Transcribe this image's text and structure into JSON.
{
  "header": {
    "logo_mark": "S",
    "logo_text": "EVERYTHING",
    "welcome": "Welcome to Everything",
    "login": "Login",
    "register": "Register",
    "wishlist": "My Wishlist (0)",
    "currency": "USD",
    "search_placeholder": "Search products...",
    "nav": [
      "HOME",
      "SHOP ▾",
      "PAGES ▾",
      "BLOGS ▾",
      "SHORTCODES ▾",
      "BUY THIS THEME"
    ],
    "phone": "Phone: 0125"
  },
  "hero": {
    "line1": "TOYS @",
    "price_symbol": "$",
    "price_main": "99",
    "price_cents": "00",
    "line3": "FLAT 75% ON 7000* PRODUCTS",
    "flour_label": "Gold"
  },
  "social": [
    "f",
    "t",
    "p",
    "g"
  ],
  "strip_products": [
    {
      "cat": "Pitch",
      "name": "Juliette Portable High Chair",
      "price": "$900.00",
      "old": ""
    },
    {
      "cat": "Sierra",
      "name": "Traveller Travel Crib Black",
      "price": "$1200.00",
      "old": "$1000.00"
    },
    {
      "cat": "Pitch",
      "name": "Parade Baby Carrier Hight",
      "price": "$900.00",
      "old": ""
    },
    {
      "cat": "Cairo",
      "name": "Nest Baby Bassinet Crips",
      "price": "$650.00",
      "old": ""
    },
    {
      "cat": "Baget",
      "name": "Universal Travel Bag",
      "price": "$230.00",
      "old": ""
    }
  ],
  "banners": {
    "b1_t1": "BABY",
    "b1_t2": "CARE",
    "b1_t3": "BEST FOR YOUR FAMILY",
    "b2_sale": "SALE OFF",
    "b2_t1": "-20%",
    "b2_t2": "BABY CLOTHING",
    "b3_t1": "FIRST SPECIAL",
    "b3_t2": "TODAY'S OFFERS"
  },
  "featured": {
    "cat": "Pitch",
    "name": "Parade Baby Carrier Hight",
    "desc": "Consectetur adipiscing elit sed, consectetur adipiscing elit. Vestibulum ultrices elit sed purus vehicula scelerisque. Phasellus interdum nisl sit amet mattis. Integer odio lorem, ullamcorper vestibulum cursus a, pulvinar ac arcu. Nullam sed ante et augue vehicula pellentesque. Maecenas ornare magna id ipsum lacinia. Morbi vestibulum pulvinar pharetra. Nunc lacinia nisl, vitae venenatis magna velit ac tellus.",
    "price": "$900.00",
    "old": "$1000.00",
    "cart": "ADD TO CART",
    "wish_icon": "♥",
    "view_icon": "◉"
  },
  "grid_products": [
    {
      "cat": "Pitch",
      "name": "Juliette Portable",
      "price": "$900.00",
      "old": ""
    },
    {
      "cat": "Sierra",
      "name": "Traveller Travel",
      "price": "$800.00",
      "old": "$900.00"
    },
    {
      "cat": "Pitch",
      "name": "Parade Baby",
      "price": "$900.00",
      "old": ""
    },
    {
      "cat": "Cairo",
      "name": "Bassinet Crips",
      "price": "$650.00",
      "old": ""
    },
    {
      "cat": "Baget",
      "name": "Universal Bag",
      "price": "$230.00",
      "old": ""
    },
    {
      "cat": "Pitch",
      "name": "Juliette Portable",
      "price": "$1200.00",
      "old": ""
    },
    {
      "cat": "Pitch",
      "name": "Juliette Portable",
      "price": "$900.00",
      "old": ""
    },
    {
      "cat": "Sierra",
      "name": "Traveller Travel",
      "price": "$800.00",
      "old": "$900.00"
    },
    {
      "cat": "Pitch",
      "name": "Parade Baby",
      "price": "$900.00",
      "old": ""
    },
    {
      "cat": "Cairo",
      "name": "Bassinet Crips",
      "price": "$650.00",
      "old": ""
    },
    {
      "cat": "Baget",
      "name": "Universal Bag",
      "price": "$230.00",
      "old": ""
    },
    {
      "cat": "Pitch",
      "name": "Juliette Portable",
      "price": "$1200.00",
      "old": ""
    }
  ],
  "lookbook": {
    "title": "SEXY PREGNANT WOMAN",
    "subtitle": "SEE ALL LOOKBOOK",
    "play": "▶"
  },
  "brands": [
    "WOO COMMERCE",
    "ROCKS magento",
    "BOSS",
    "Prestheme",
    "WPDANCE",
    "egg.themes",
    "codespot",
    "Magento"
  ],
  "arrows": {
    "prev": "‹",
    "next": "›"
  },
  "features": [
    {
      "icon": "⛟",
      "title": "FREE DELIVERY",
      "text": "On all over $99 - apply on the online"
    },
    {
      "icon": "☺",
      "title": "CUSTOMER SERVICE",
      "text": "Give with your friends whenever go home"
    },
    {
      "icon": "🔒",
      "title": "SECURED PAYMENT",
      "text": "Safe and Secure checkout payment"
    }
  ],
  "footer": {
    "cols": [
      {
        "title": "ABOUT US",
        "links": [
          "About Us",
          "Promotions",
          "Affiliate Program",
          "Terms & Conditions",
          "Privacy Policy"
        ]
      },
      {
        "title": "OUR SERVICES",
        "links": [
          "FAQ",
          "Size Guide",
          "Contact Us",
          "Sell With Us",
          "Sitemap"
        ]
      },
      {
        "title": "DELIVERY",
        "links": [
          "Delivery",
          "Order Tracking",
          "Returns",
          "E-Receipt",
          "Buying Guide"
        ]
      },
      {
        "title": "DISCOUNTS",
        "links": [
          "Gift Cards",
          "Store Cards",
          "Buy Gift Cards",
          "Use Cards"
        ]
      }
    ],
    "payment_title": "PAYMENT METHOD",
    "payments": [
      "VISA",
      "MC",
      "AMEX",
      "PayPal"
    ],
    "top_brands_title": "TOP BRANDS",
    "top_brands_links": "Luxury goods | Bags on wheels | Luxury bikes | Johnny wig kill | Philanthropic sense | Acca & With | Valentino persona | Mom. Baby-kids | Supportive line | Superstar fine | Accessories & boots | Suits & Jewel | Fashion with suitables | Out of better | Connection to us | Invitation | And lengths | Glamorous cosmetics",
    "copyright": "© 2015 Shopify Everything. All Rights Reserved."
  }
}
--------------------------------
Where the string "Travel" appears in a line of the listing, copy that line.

      "name": "Traveller Travel Crib Black",
      "name": "Universal Travel Bag",
      "name": "Traveller Travel",
      "name": "Traveller Travel",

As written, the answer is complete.